Task details: Copy every line below that has the word "icon" in it.

Data to process:
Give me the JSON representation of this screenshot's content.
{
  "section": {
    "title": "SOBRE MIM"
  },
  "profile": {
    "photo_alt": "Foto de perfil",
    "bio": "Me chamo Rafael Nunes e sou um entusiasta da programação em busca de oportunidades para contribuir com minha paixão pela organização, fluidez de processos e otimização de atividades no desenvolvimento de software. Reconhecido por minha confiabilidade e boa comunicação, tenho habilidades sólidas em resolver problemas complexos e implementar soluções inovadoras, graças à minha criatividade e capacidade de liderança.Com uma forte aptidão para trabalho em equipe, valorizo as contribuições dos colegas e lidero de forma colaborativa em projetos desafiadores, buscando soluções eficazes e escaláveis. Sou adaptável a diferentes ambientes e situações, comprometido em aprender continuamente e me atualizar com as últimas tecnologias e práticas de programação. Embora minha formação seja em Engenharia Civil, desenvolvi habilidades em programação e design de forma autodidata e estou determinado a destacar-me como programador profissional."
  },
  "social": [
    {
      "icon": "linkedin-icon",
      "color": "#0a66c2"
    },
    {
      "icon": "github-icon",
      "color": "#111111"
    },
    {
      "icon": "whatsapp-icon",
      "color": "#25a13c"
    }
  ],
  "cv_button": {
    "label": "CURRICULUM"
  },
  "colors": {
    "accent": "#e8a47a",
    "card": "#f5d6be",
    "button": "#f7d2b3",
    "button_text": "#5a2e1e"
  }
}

Solved exercise:
      "icon": "linkedin-icon",
      "icon": "github-icon",
      "icon": "whatsapp-icon",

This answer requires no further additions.